(Task brief):
Pictures are not part of the copy. Reproduce all the records exactly.
:: Provided material
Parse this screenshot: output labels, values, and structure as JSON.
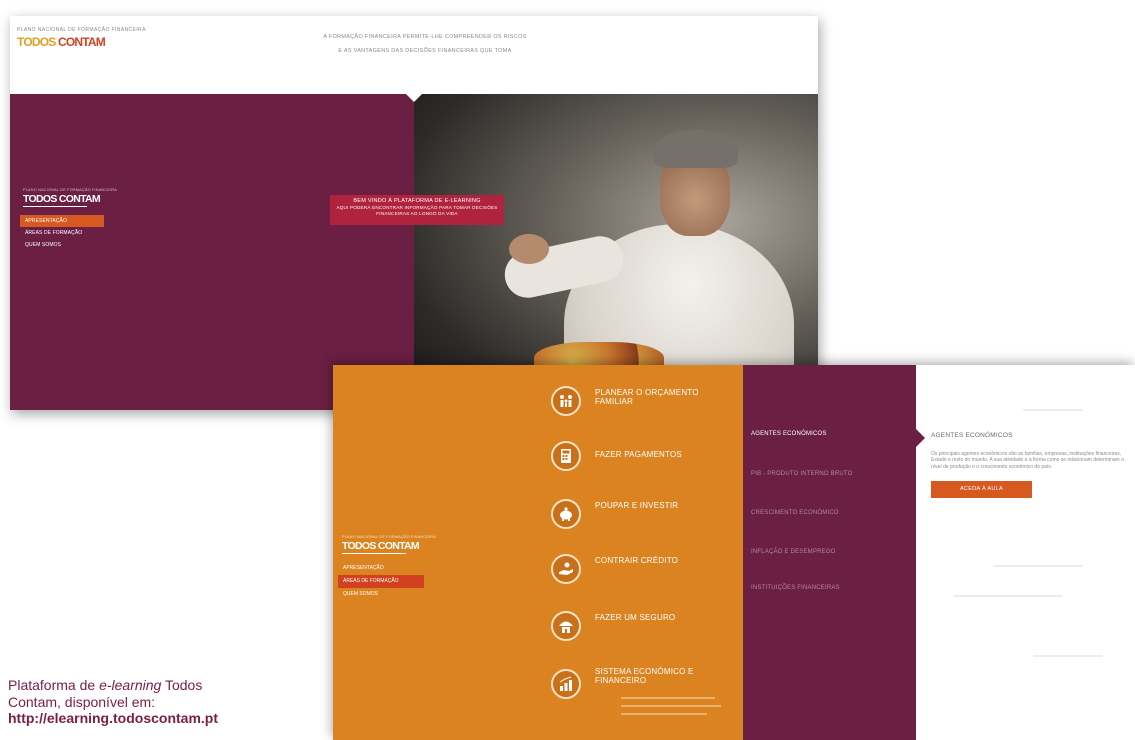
{
  "shot1": {
    "logo": {
      "tagline": "PLANO NACIONAL DE FORMAÇÃO FINANCEIRA",
      "brand_a": "TODOS",
      "brand_b": "CONTAM"
    },
    "slogan": {
      "line1": "A FORMAÇÃO FINANCEIRA PERMITE-LHE COMPREENDER OS RISCOS",
      "line2": "E AS VANTAGENS DAS DECISÕES FINANCEIRAS QUE TOMA"
    },
    "side_logo": {
      "tagline": "PLANO NACIONAL DE FORMAÇÃO FINANCEIRA",
      "brand": "TODOS CONTAM"
    },
    "menu": [
      {
        "label": "APRESENTAÇÃO",
        "active": true
      },
      {
        "label": "ÁREAS DE FORMAÇÃO",
        "active": false
      },
      {
        "label": "QUEM SOMOS",
        "active": false
      }
    ],
    "welcome": {
      "title": "BEM VINDO À PLATAFORMA DE E-LEARNING",
      "subtitle": "AQUI PODERÁ ENCONTRAR INFORMAÇÃO PARA TOMAR DECISÕES FINANCEIRAS AO LONGO DA VIDA"
    }
  },
  "shot2": {
    "side_logo": {
      "tagline": "PLANO NACIONAL DE FORMAÇÃO FINANCEIRA",
      "brand": "TODOS CONTAM"
    },
    "menu": [
      {
        "label": "APRESENTAÇÃO",
        "active": false
      },
      {
        "label": "ÁREAS DE FORMAÇÃO",
        "active": true
      },
      {
        "label": "QUEM SOMOS",
        "active": false
      }
    ],
    "categories": [
      {
        "label": "PLANEAR O ORÇAMENTO FAMILIAR",
        "icon": "family-icon"
      },
      {
        "label": "FAZER PAGAMENTOS",
        "icon": "calculator-icon"
      },
      {
        "label": "POUPAR E INVESTIR",
        "icon": "piggy-bank-icon"
      },
      {
        "label": "CONTRAIR CRÉDITO",
        "icon": "credit-hand-icon"
      },
      {
        "label": "FAZER UM SEGURO",
        "icon": "insurance-umbrella-icon"
      },
      {
        "label": "SISTEMA ECONÓMICO E FINANCEIRO",
        "icon": "chart-icon"
      }
    ],
    "topics": [
      {
        "label": "AGENTES ECONÓMICOS",
        "active": true
      },
      {
        "label": "PIB - PRODUTO INTERNO BRUTO",
        "active": false
      },
      {
        "label": "CRESCIMENTO ECONÓMICO",
        "active": false
      },
      {
        "label": "INFLAÇÃO E DESEMPREGO",
        "active": false
      },
      {
        "label": "INSTITUIÇÕES FINANCEIRAS",
        "active": false
      }
    ],
    "detail": {
      "title": "AGENTES ECONÓMICOS",
      "description": "Os principais agentes económicos são as famílias, empresas, instituições financeiras, Estado e resto do mundo. A sua atividade e a forma como se relacionam determinam o nível de produção e o crescimento económico do país.",
      "button": "ACEDA À AULA"
    }
  },
  "caption": {
    "line1_prefix": "Plataforma de ",
    "line1_italic": "e-learning",
    "line1_suffix": " Todos",
    "line2": "Contam, disponível em:",
    "url": "http://elearning.todoscontam.pt"
  },
  "colors": {
    "purple": "#6a1f43",
    "orange": "#db8320",
    "accent_orange": "#d65a1f",
    "red": "#d2411f",
    "welcome_red": "#b0233f",
    "caption": "#7a1e45"
  }
}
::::
(Solution):
Parse this screenshot: output labels, values, and structure as JSON.
{
  "shot1": {
    "logo": {
      "tagline": "PLANO NACIONAL DE FORMAÇÃO FINANCEIRA",
      "brand_a": "TODOS",
      "brand_b": "CONTAM"
    },
    "slogan": {
      "line1": "A FORMAÇÃO FINANCEIRA PERMITE-LHE COMPREENDER OS RISCOS",
      "line2": "E AS VANTAGENS DAS DECISÕES FINANCEIRAS QUE TOMA"
    },
    "side_logo": {
      "tagline": "PLANO NACIONAL DE FORMAÇÃO FINANCEIRA",
      "brand": "TODOS CONTAM"
    },
    "menu": [
      {
        "label": "APRESENTAÇÃO",
        "active": true
      },
      {
        "label": "ÁREAS DE FORMAÇÃO",
        "active": false
      },
      {
        "label": "QUEM SOMOS",
        "active": false
      }
    ],
    "welcome": {
      "title": "BEM VINDO À PLATAFORMA DE E-LEARNING",
      "subtitle": "AQUI PODERÁ ENCONTRAR INFORMAÇÃO PARA TOMAR DECISÕES FINANCEIRAS AO LONGO DA VIDA"
    }
  },
  "shot2": {
    "side_logo": {
      "tagline": "PLANO NACIONAL DE FORMAÇÃO FINANCEIRA",
      "brand": "TODOS CONTAM"
    },
    "menu": [
      {
        "label": "APRESENTAÇÃO",
        "active": false
      },
      {
        "label": "ÁREAS DE FORMAÇÃO",
        "active": true
      },
      {
        "label": "QUEM SOMOS",
        "active": false
      }
    ],
    "categories": [
      {
        "label": "PLANEAR O ORÇAMENTO FAMILIAR",
        "icon": "family-icon"
      },
      {
        "label": "FAZER PAGAMENTOS",
        "icon": "calculator-icon"
      },
      {
        "label": "POUPAR E INVESTIR",
        "icon": "piggy-bank-icon"
      },
      {
        "label": "CONTRAIR CRÉDITO",
        "icon": "credit-hand-icon"
      },
      {
        "label": "FAZER UM SEGURO",
        "icon": "insurance-umbrella-icon"
      },
      {
        "label": "SISTEMA ECONÓMICO E FINANCEIRO",
        "icon": "chart-icon"
      }
    ],
    "topics": [
      {
        "label": "AGENTES ECONÓMICOS",
        "active": true
      },
      {
        "label": "PIB - PRODUTO INTERNO BRUTO",
        "active": false
      },
      {
        "label": "CRESCIMENTO ECONÓMICO",
        "active": false
      },
      {
        "label": "INFLAÇÃO E DESEMPREGO",
        "active": false
      },
      {
        "label": "INSTITUIÇÕES FINANCEIRAS",
        "active": false
      }
    ],
    "detail": {
      "title": "AGENTES ECONÓMICOS",
      "description": "Os principais agentes económicos são as famílias, empresas, instituições financeiras, Estado e resto do mundo. A sua atividade e a forma como se relacionam determinam o nível de produção e o crescimento económico do país.",
      "button": "ACEDA À AULA"
    }
  },
  "caption": {
    "line1_prefix": "Plataforma de ",
    "line1_italic": "e-learning",
    "line1_suffix": " Todos",
    "line2": "Contam, disponível em:",
    "url": "http://elearning.todoscontam.pt"
  },
  "colors": {
    "purple": "#6a1f43",
    "orange": "#db8320",
    "accent_orange": "#d65a1f",
    "red": "#d2411f",
    "welcome_red": "#b0233f",
    "caption": "#7a1e45"
  }
}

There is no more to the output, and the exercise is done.